Not surprisingly I heard about workforce and housing issues as primary concerns. More importantly, members offered policy recommendations for TIABC to advocate for. For example, an extension to wage and rent subsidies offered by the federal government during the height of COVID would be extremely helpful…only in this instance paid directly to workers to assist with the high cost of living in many parts of the province.
Similarly, in housing challenged communities where some outside workers travel up to two hours from neighbouring towns, a transportation subsidy or dedicated vehicle (e.g. bus or van) would be welcome given how long and expensive commutes prompt many people to quit their jobs after only a few months.
Still with housing…while TIABC has been advocating for some provincial oversight and additional powers for local communities to enforce regulations vis-a-vis short-term vacation rentals, I heard one tourism leader say that implementing more rules or restrictions won’t necessarily compel owners of multi-million-dollar homes in his community to rent to long-term tenants instead of temporary visitors. Because of problems with the residential tenancy act, owners would rather leave their suites empty than deal with tenant problems.
In a meeting with a few sector association members in Kamloops, I learned that we’re regressing instead of progressing on the issue of secure land tenures for operators in the adventure tourism sector, largely due to new government policy and misalignment of decision-making authority (i.e. Forests ministry instead of Tourism ministry).
Although none of the aforementioned issues are insurmountable, a strategic advocacy approach by TIABC and our key sector partners is necessary to achieve desired outcomes that help our industry in its recovery and growth objectives.

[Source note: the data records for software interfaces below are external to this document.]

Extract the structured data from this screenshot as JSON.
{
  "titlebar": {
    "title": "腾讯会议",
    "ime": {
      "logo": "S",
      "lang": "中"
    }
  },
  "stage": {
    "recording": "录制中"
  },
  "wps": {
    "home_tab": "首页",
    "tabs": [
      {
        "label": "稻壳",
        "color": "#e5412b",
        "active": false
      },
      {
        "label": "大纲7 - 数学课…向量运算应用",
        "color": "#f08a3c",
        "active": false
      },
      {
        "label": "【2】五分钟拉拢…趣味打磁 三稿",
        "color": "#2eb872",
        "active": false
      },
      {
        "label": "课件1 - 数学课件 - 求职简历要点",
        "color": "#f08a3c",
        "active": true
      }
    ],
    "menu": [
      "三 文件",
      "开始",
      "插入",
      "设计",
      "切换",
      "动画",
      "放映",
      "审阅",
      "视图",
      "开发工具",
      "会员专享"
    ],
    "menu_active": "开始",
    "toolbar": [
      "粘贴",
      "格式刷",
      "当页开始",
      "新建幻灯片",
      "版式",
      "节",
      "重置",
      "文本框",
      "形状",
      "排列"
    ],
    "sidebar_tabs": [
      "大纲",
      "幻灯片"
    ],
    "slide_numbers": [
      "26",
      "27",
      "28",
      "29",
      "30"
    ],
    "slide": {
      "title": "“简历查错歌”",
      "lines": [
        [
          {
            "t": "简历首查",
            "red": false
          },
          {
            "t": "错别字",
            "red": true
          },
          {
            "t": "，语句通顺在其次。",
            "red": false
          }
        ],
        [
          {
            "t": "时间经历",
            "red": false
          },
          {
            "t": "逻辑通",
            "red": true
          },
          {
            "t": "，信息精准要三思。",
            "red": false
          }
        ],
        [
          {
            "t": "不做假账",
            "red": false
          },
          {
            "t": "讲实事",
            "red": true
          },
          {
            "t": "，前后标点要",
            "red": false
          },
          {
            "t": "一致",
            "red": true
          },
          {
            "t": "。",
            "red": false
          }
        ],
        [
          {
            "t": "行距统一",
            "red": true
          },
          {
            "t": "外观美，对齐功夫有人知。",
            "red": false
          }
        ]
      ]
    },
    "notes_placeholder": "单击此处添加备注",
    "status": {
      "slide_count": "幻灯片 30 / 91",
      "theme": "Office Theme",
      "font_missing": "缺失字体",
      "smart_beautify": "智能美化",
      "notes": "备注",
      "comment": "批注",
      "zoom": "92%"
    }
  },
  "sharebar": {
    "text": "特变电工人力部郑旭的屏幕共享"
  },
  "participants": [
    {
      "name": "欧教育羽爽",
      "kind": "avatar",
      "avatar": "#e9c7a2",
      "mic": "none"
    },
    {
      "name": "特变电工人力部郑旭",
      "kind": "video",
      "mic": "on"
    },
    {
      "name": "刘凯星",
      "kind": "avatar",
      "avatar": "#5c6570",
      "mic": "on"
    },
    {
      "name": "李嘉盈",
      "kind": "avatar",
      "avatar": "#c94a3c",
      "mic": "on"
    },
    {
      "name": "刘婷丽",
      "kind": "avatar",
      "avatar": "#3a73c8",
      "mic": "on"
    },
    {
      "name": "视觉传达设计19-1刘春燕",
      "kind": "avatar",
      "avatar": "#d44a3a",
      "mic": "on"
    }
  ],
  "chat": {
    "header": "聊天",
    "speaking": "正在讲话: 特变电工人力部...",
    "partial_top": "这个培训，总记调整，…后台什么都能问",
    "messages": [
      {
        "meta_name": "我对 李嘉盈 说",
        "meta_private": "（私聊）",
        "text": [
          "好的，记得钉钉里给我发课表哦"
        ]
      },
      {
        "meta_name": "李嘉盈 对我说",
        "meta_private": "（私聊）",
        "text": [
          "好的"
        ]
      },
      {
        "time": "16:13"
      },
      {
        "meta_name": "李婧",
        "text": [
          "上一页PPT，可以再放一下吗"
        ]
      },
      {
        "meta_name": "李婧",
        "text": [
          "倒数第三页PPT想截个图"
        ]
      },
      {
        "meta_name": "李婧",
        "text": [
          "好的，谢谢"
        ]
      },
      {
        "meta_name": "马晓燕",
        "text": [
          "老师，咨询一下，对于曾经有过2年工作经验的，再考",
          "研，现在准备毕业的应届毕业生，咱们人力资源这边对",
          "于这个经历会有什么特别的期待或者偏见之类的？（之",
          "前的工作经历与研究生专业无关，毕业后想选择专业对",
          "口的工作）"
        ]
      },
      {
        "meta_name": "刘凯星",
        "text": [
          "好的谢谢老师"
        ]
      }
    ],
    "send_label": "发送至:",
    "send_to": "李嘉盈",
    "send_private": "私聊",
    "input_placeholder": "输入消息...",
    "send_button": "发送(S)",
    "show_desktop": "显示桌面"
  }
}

While I’ll continue to talk turkey with stakeholders during my ongoing travels in the coming weeks, there will be an additional opportunity in the form of a member survey that will allow our sector partners, DMOs and businesses to identify top priorities and give TIABC its advocacy marching orders for the foreseeable future. Watch for the survey in your inbox next week and please take a few moments to respond.
In the meantime, in spite of our challenges we have much to be grateful for. I trust you’ll take the time to celebrate Thanksgiving with family and friends this weekend. Gobble gobble.